Task description - Print all of the data below exactly as it appears, leaving out every image.

=== Begin Enclosure ===

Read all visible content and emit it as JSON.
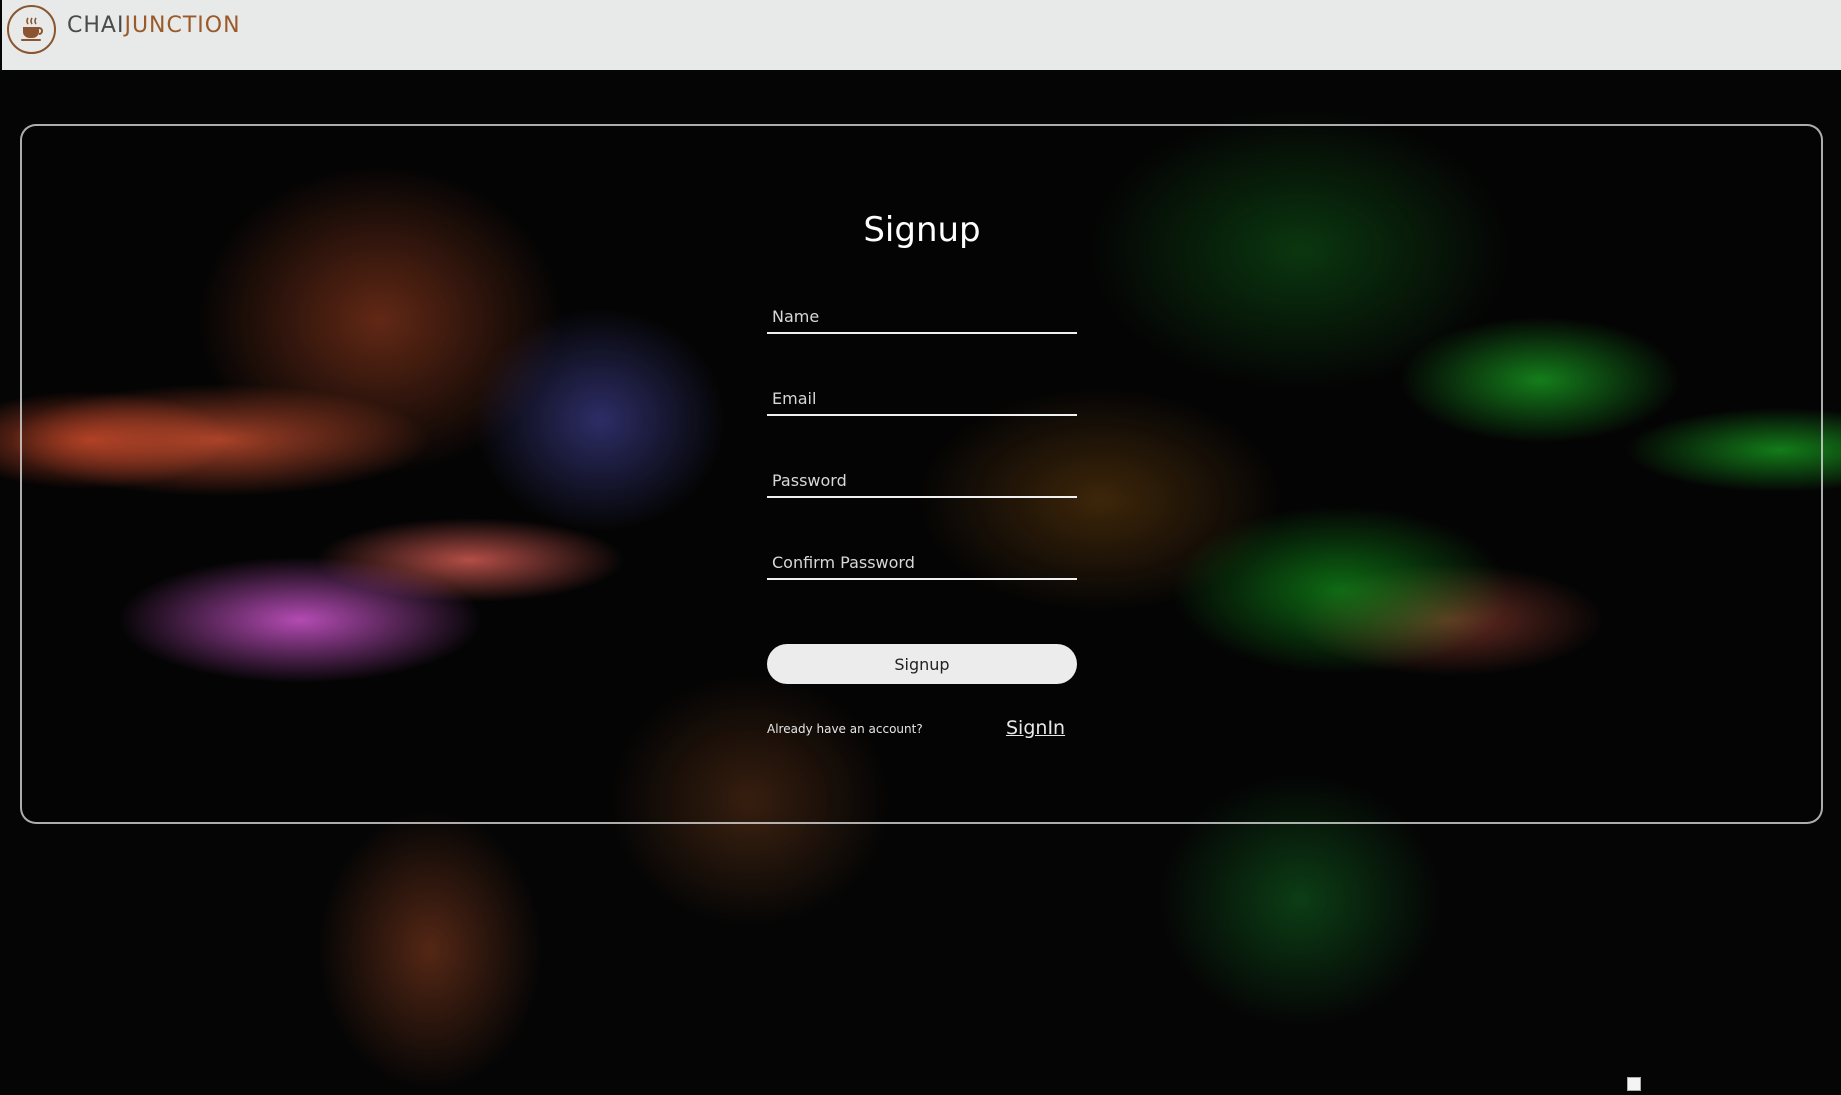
{
  "header": {
    "logo_icon": "coffee-cup-icon",
    "brand_primary": "CHAI",
    "brand_accent": "JUNCTION",
    "brand_color": "#9a5a2a"
  },
  "form": {
    "title": "Signup",
    "fields": {
      "name_placeholder": "Name",
      "email_placeholder": "Email",
      "password_placeholder": "Password",
      "confirm_password_placeholder": "Confirm Password"
    },
    "submit_label": "Signup",
    "already_text": "Already have an account?",
    "signin_label": "SignIn"
  },
  "footer": {
    "badge_icon": "broken-image-icon"
  }
}
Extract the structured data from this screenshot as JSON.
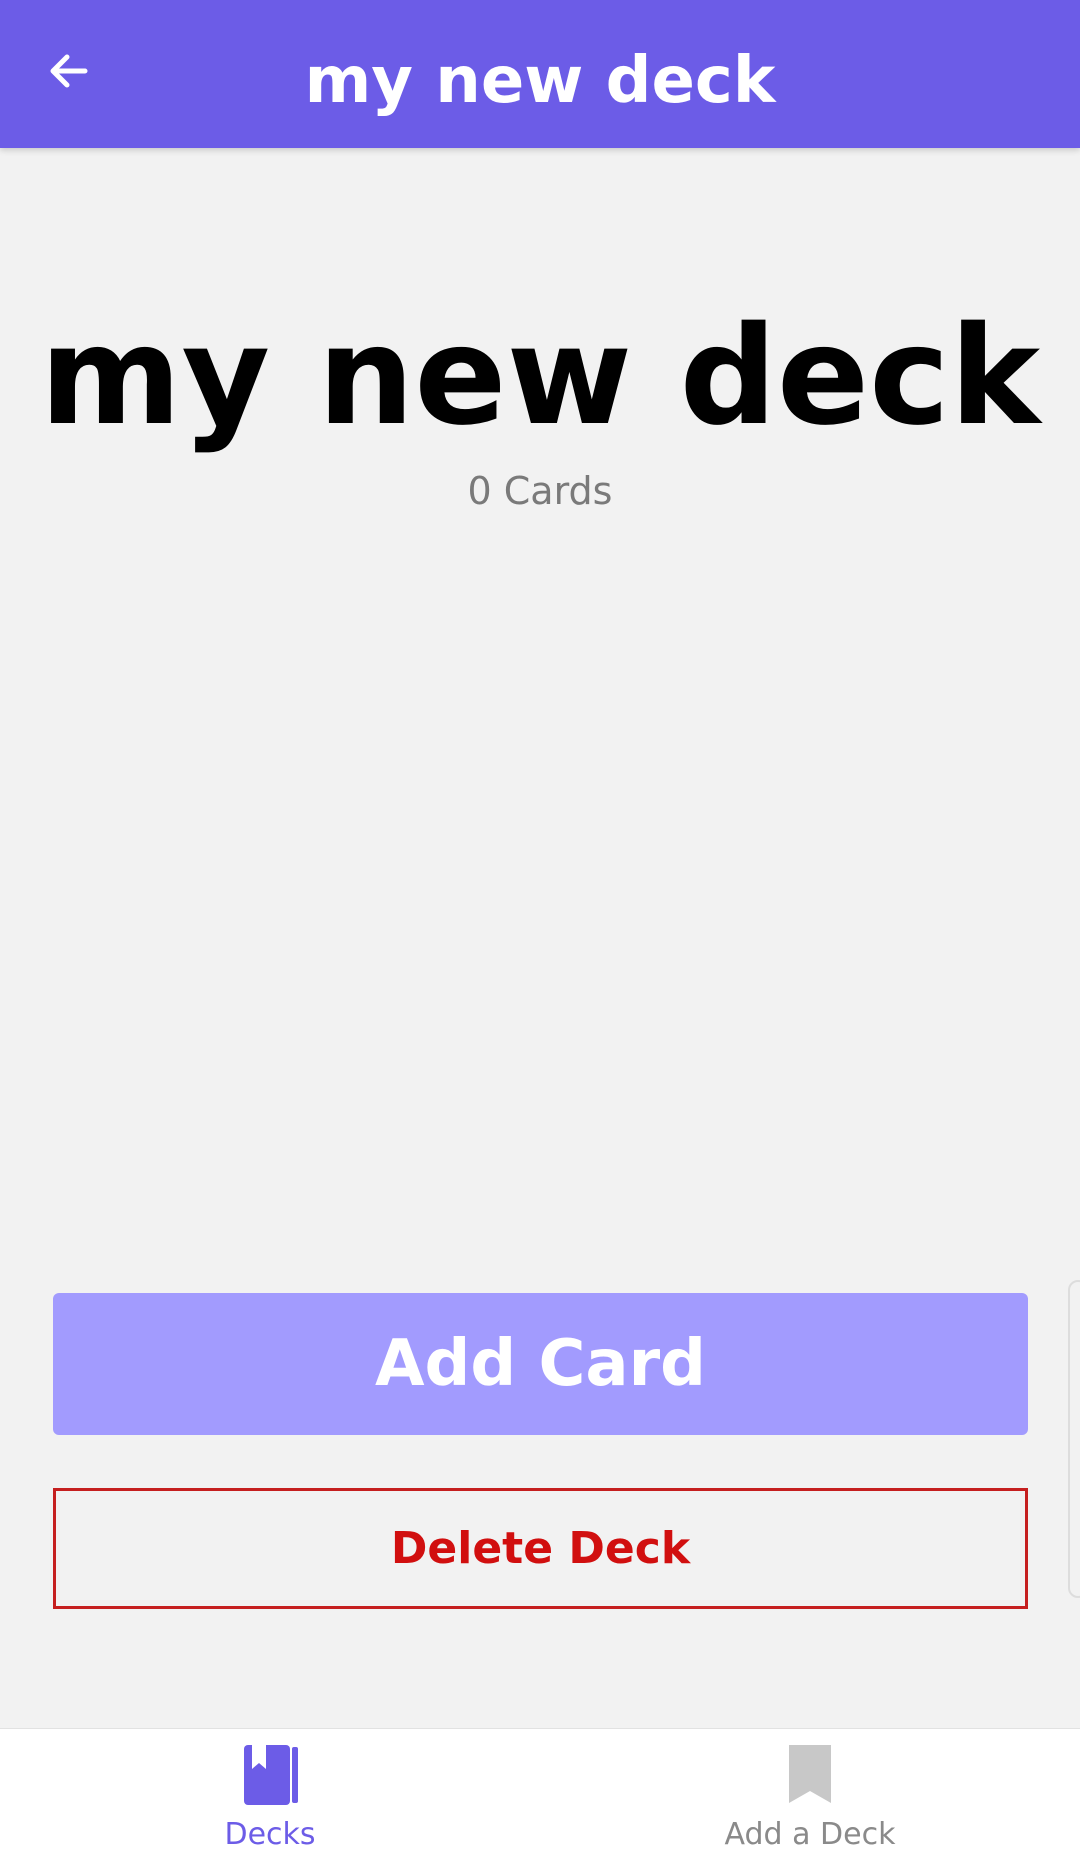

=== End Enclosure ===

Response -
Read all visible content and emit it as JSON.
{
  "header": {
    "logo_icon": "coffee-cup-icon",
    "brand_primary": "CHAI",
    "brand_accent": "JUNCTION",
    "brand_color": "#9a5a2a"
  },
  "form": {
    "title": "Signup",
    "fields": {
      "name_placeholder": "Name",
      "email_placeholder": "Email",
      "password_placeholder": "Password",
      "confirm_password_placeholder": "Confirm Password"
    },
    "submit_label": "Signup",
    "already_text": "Already have an account?",
    "signin_label": "SignIn"
  },
  "footer": {
    "badge_icon": "broken-image-icon"
  }
}
Extract the structured data from this screenshot as JSON.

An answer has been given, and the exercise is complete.